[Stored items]
• • • • • • •
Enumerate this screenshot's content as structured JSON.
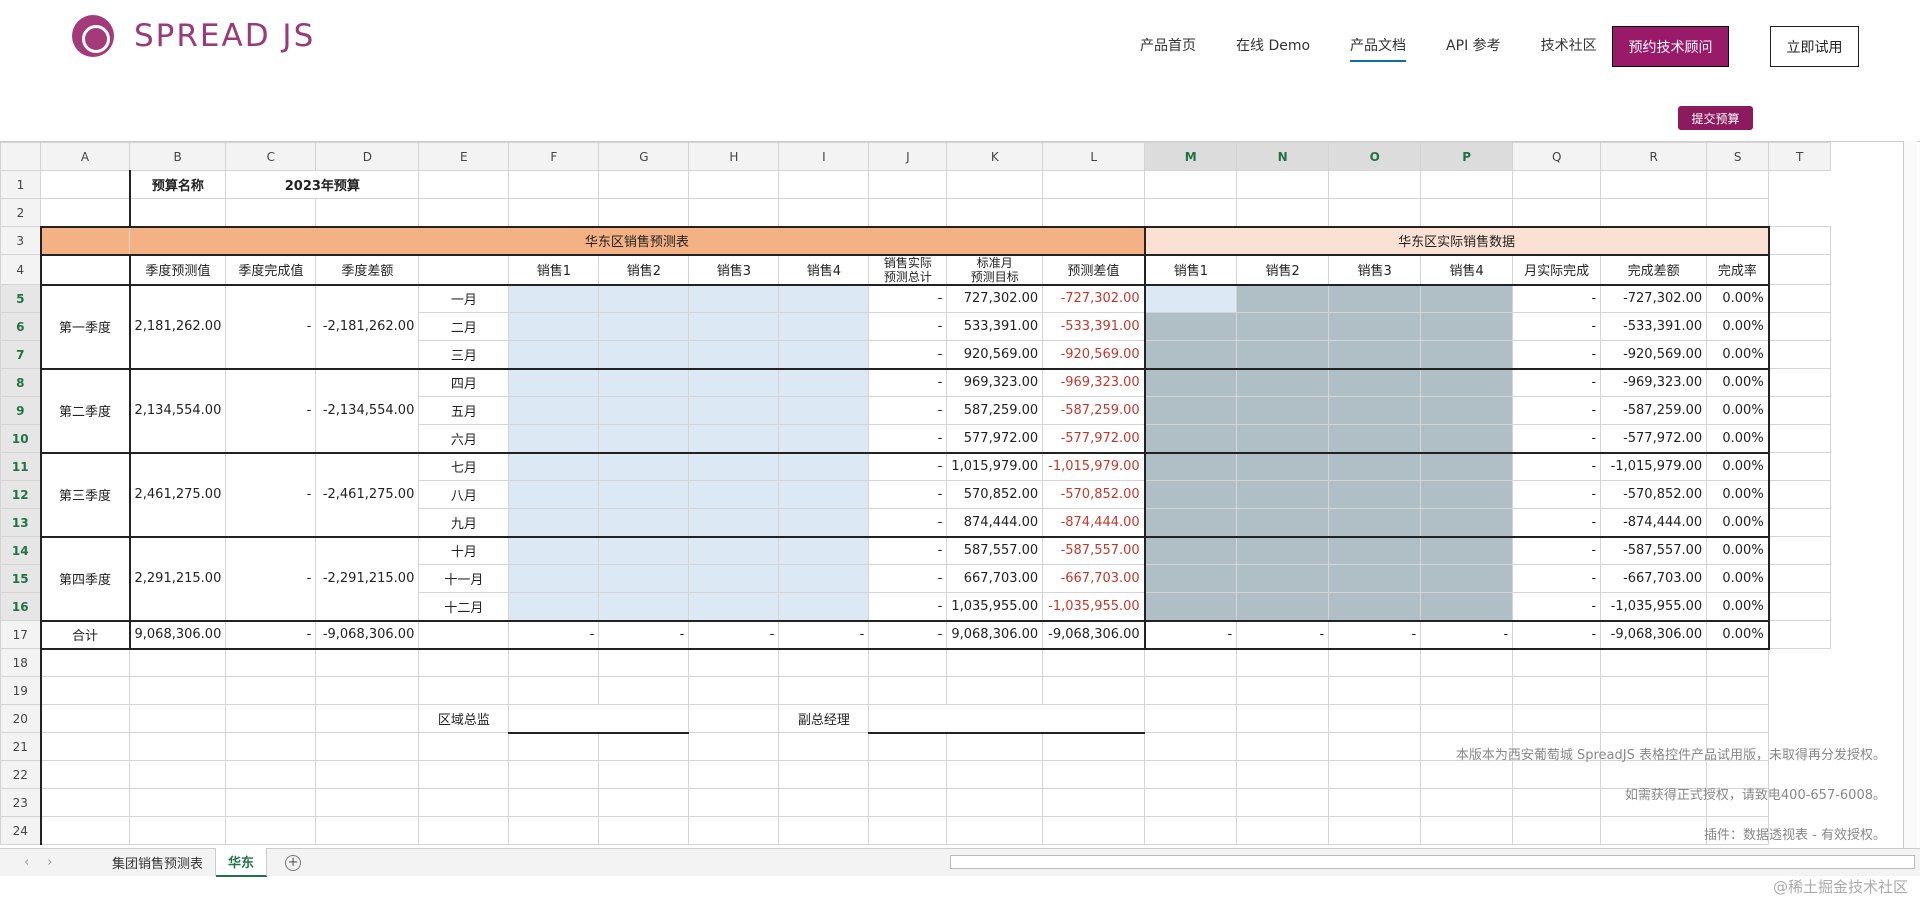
{
  "brand": {
    "name": "SPREAD JS"
  },
  "nav": {
    "items": [
      "产品首页",
      "在线 Demo",
      "产品文档",
      "API 参考",
      "技术社区"
    ],
    "active_index": 2,
    "consult_button": "预约技术顾问",
    "trial_button": "立即试用"
  },
  "submit_button": "提交预算",
  "columns": [
    "A",
    "B",
    "C",
    "D",
    "E",
    "F",
    "G",
    "H",
    "I",
    "J",
    "K",
    "L",
    "M",
    "N",
    "O",
    "P",
    "Q",
    "R",
    "S",
    "T"
  ],
  "selected_columns": [
    "M",
    "N",
    "O",
    "P"
  ],
  "rows": [
    "1",
    "2",
    "3",
    "4",
    "5",
    "6",
    "7",
    "8",
    "9",
    "10",
    "11",
    "12",
    "13",
    "14",
    "15",
    "16",
    "17",
    "18",
    "19",
    "20",
    "21",
    "22",
    "23",
    "24"
  ],
  "selected_rows": [
    "5",
    "6",
    "7",
    "8",
    "9",
    "10",
    "11",
    "12",
    "13",
    "14",
    "15",
    "16"
  ],
  "header": {
    "budget_name_label": "预算名称",
    "budget_name_value": "2023年预算",
    "forecast_title": "华东区销售预测表",
    "actual_title": "华东区实际销售数据",
    "col_quarter_forecast": "季度预测值",
    "col_quarter_done": "季度完成值",
    "col_quarter_diff": "季度差额",
    "col_sales1": "销售1",
    "col_sales2": "销售2",
    "col_sales3": "销售3",
    "col_sales4": "销售4",
    "col_actual_total_l1": "销售实际",
    "col_actual_total_l2": "预测总计",
    "col_month_target_l1": "标准月",
    "col_month_target_l2": "预测目标",
    "col_forecast_diff": "预测差值",
    "col_actual_sales1": "销售1",
    "col_actual_sales2": "销售2",
    "col_actual_sales3": "销售3",
    "col_actual_sales4": "销售4",
    "col_month_actual": "月实际完成",
    "col_done_diff": "完成差额",
    "col_done_rate": "完成率"
  },
  "quarters": [
    {
      "name": "第一季度",
      "forecast": "2,181,262.00",
      "done": "-",
      "diff": "-2,181,262.00",
      "months": [
        {
          "name": "一月",
          "total": "-",
          "target": "727,302.00",
          "fdiff": "-727,302.00",
          "mactual": "-",
          "ddiff": "-727,302.00",
          "rate": "0.00%"
        },
        {
          "name": "二月",
          "total": "-",
          "target": "533,391.00",
          "fdiff": "-533,391.00",
          "mactual": "-",
          "ddiff": "-533,391.00",
          "rate": "0.00%"
        },
        {
          "name": "三月",
          "total": "-",
          "target": "920,569.00",
          "fdiff": "-920,569.00",
          "mactual": "-",
          "ddiff": "-920,569.00",
          "rate": "0.00%"
        }
      ]
    },
    {
      "name": "第二季度",
      "forecast": "2,134,554.00",
      "done": "-",
      "diff": "-2,134,554.00",
      "months": [
        {
          "name": "四月",
          "total": "-",
          "target": "969,323.00",
          "fdiff": "-969,323.00",
          "mactual": "-",
          "ddiff": "-969,323.00",
          "rate": "0.00%"
        },
        {
          "name": "五月",
          "total": "-",
          "target": "587,259.00",
          "fdiff": "-587,259.00",
          "mactual": "-",
          "ddiff": "-587,259.00",
          "rate": "0.00%"
        },
        {
          "name": "六月",
          "total": "-",
          "target": "577,972.00",
          "fdiff": "-577,972.00",
          "mactual": "-",
          "ddiff": "-577,972.00",
          "rate": "0.00%"
        }
      ]
    },
    {
      "name": "第三季度",
      "forecast": "2,461,275.00",
      "done": "-",
      "diff": "-2,461,275.00",
      "months": [
        {
          "name": "七月",
          "total": "-",
          "target": "1,015,979.00",
          "fdiff": "-1,015,979.00",
          "mactual": "-",
          "ddiff": "-1,015,979.00",
          "rate": "0.00%"
        },
        {
          "name": "八月",
          "total": "-",
          "target": "570,852.00",
          "fdiff": "-570,852.00",
          "mactual": "-",
          "ddiff": "-570,852.00",
          "rate": "0.00%"
        },
        {
          "name": "九月",
          "total": "-",
          "target": "874,444.00",
          "fdiff": "-874,444.00",
          "mactual": "-",
          "ddiff": "-874,444.00",
          "rate": "0.00%"
        }
      ]
    },
    {
      "name": "第四季度",
      "forecast": "2,291,215.00",
      "done": "-",
      "diff": "-2,291,215.00",
      "months": [
        {
          "name": "十月",
          "total": "-",
          "target": "587,557.00",
          "fdiff": "-587,557.00",
          "mactual": "-",
          "ddiff": "-587,557.00",
          "rate": "0.00%"
        },
        {
          "name": "十一月",
          "total": "-",
          "target": "667,703.00",
          "fdiff": "-667,703.00",
          "mactual": "-",
          "ddiff": "-667,703.00",
          "rate": "0.00%"
        },
        {
          "name": "十二月",
          "total": "-",
          "target": "1,035,955.00",
          "fdiff": "-1,035,955.00",
          "mactual": "-",
          "ddiff": "-1,035,955.00",
          "rate": "0.00%"
        }
      ]
    }
  ],
  "totals": {
    "label": "合计",
    "forecast": "9,068,306.00",
    "done": "-",
    "diff": "-9,068,306.00",
    "s1": "-",
    "s2": "-",
    "s3": "-",
    "s4": "-",
    "total": "-",
    "target": "9,068,306.00",
    "fdiff": "-9,068,306.00",
    "a1": "-",
    "a2": "-",
    "a3": "-",
    "a4": "-",
    "mactual": "-",
    "ddiff": "-9,068,306.00",
    "rate": "0.00%"
  },
  "signatures": {
    "regional_director": "区域总监",
    "vice_gm": "副总经理"
  },
  "watermark": {
    "line1": "本版本为西安葡萄城 SpreadJS 表格控件产品试用版，未取得再分发授权。",
    "line2": "如需获得正式授权，请致电400-657-6008。",
    "line3": "插件：数据透视表 - 有效授权。"
  },
  "tabs": {
    "items": [
      "集团销售预测表",
      "华东"
    ],
    "active_index": 1
  },
  "footer_credit": "@稀土掘金技术社区",
  "colors": {
    "brand": "#9a1a6a",
    "forecast_header": "#f4b183",
    "actual_header": "#fbe1d3",
    "input_blue": "#dce9f5",
    "selection_gray": "#b0bec6",
    "negative_red": "#c0392b",
    "selection_green": "#217346"
  }
}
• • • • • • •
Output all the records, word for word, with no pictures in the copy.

• **WRITTEN SOLUTION**
Enumerate this screenshot's content as structured JSON.
{
  "brand": {
    "name": "SPREAD JS"
  },
  "nav": {
    "items": [
      "产品首页",
      "在线 Demo",
      "产品文档",
      "API 参考",
      "技术社区"
    ],
    "active_index": 2,
    "consult_button": "预约技术顾问",
    "trial_button": "立即试用"
  },
  "submit_button": "提交预算",
  "columns": [
    "A",
    "B",
    "C",
    "D",
    "E",
    "F",
    "G",
    "H",
    "I",
    "J",
    "K",
    "L",
    "M",
    "N",
    "O",
    "P",
    "Q",
    "R",
    "S",
    "T"
  ],
  "selected_columns": [
    "M",
    "N",
    "O",
    "P"
  ],
  "rows": [
    "1",
    "2",
    "3",
    "4",
    "5",
    "6",
    "7",
    "8",
    "9",
    "10",
    "11",
    "12",
    "13",
    "14",
    "15",
    "16",
    "17",
    "18",
    "19",
    "20",
    "21",
    "22",
    "23",
    "24"
  ],
  "selected_rows": [
    "5",
    "6",
    "7",
    "8",
    "9",
    "10",
    "11",
    "12",
    "13",
    "14",
    "15",
    "16"
  ],
  "header": {
    "budget_name_label": "预算名称",
    "budget_name_value": "2023年预算",
    "forecast_title": "华东区销售预测表",
    "actual_title": "华东区实际销售数据",
    "col_quarter_forecast": "季度预测值",
    "col_quarter_done": "季度完成值",
    "col_quarter_diff": "季度差额",
    "col_sales1": "销售1",
    "col_sales2": "销售2",
    "col_sales3": "销售3",
    "col_sales4": "销售4",
    "col_actual_total_l1": "销售实际",
    "col_actual_total_l2": "预测总计",
    "col_month_target_l1": "标准月",
    "col_month_target_l2": "预测目标",
    "col_forecast_diff": "预测差值",
    "col_actual_sales1": "销售1",
    "col_actual_sales2": "销售2",
    "col_actual_sales3": "销售3",
    "col_actual_sales4": "销售4",
    "col_month_actual": "月实际完成",
    "col_done_diff": "完成差额",
    "col_done_rate": "完成率"
  },
  "quarters": [
    {
      "name": "第一季度",
      "forecast": "2,181,262.00",
      "done": "-",
      "diff": "-2,181,262.00",
      "months": [
        {
          "name": "一月",
          "total": "-",
          "target": "727,302.00",
          "fdiff": "-727,302.00",
          "mactual": "-",
          "ddiff": "-727,302.00",
          "rate": "0.00%"
        },
        {
          "name": "二月",
          "total": "-",
          "target": "533,391.00",
          "fdiff": "-533,391.00",
          "mactual": "-",
          "ddiff": "-533,391.00",
          "rate": "0.00%"
        },
        {
          "name": "三月",
          "total": "-",
          "target": "920,569.00",
          "fdiff": "-920,569.00",
          "mactual": "-",
          "ddiff": "-920,569.00",
          "rate": "0.00%"
        }
      ]
    },
    {
      "name": "第二季度",
      "forecast": "2,134,554.00",
      "done": "-",
      "diff": "-2,134,554.00",
      "months": [
        {
          "name": "四月",
          "total": "-",
          "target": "969,323.00",
          "fdiff": "-969,323.00",
          "mactual": "-",
          "ddiff": "-969,323.00",
          "rate": "0.00%"
        },
        {
          "name": "五月",
          "total": "-",
          "target": "587,259.00",
          "fdiff": "-587,259.00",
          "mactual": "-",
          "ddiff": "-587,259.00",
          "rate": "0.00%"
        },
        {
          "name": "六月",
          "total": "-",
          "target": "577,972.00",
          "fdiff": "-577,972.00",
          "mactual": "-",
          "ddiff": "-577,972.00",
          "rate": "0.00%"
        }
      ]
    },
    {
      "name": "第三季度",
      "forecast": "2,461,275.00",
      "done": "-",
      "diff": "-2,461,275.00",
      "months": [
        {
          "name": "七月",
          "total": "-",
          "target": "1,015,979.00",
          "fdiff": "-1,015,979.00",
          "mactual": "-",
          "ddiff": "-1,015,979.00",
          "rate": "0.00%"
        },
        {
          "name": "八月",
          "total": "-",
          "target": "570,852.00",
          "fdiff": "-570,852.00",
          "mactual": "-",
          "ddiff": "-570,852.00",
          "rate": "0.00%"
        },
        {
          "name": "九月",
          "total": "-",
          "target": "874,444.00",
          "fdiff": "-874,444.00",
          "mactual": "-",
          "ddiff": "-874,444.00",
          "rate": "0.00%"
        }
      ]
    },
    {
      "name": "第四季度",
      "forecast": "2,291,215.00",
      "done": "-",
      "diff": "-2,291,215.00",
      "months": [
        {
          "name": "十月",
          "total": "-",
          "target": "587,557.00",
          "fdiff": "-587,557.00",
          "mactual": "-",
          "ddiff": "-587,557.00",
          "rate": "0.00%"
        },
        {
          "name": "十一月",
          "total": "-",
          "target": "667,703.00",
          "fdiff": "-667,703.00",
          "mactual": "-",
          "ddiff": "-667,703.00",
          "rate": "0.00%"
        },
        {
          "name": "十二月",
          "total": "-",
          "target": "1,035,955.00",
          "fdiff": "-1,035,955.00",
          "mactual": "-",
          "ddiff": "-1,035,955.00",
          "rate": "0.00%"
        }
      ]
    }
  ],
  "totals": {
    "label": "合计",
    "forecast": "9,068,306.00",
    "done": "-",
    "diff": "-9,068,306.00",
    "s1": "-",
    "s2": "-",
    "s3": "-",
    "s4": "-",
    "total": "-",
    "target": "9,068,306.00",
    "fdiff": "-9,068,306.00",
    "a1": "-",
    "a2": "-",
    "a3": "-",
    "a4": "-",
    "mactual": "-",
    "ddiff": "-9,068,306.00",
    "rate": "0.00%"
  },
  "signatures": {
    "regional_director": "区域总监",
    "vice_gm": "副总经理"
  },
  "watermark": {
    "line1": "本版本为西安葡萄城 SpreadJS 表格控件产品试用版，未取得再分发授权。",
    "line2": "如需获得正式授权，请致电400-657-6008。",
    "line3": "插件：数据透视表 - 有效授权。"
  },
  "tabs": {
    "items": [
      "集团销售预测表",
      "华东"
    ],
    "active_index": 1
  },
  "footer_credit": "@稀土掘金技术社区",
  "colors": {
    "brand": "#9a1a6a",
    "forecast_header": "#f4b183",
    "actual_header": "#fbe1d3",
    "input_blue": "#dce9f5",
    "selection_gray": "#b0bec6",
    "negative_red": "#c0392b",
    "selection_green": "#217346"
  }
}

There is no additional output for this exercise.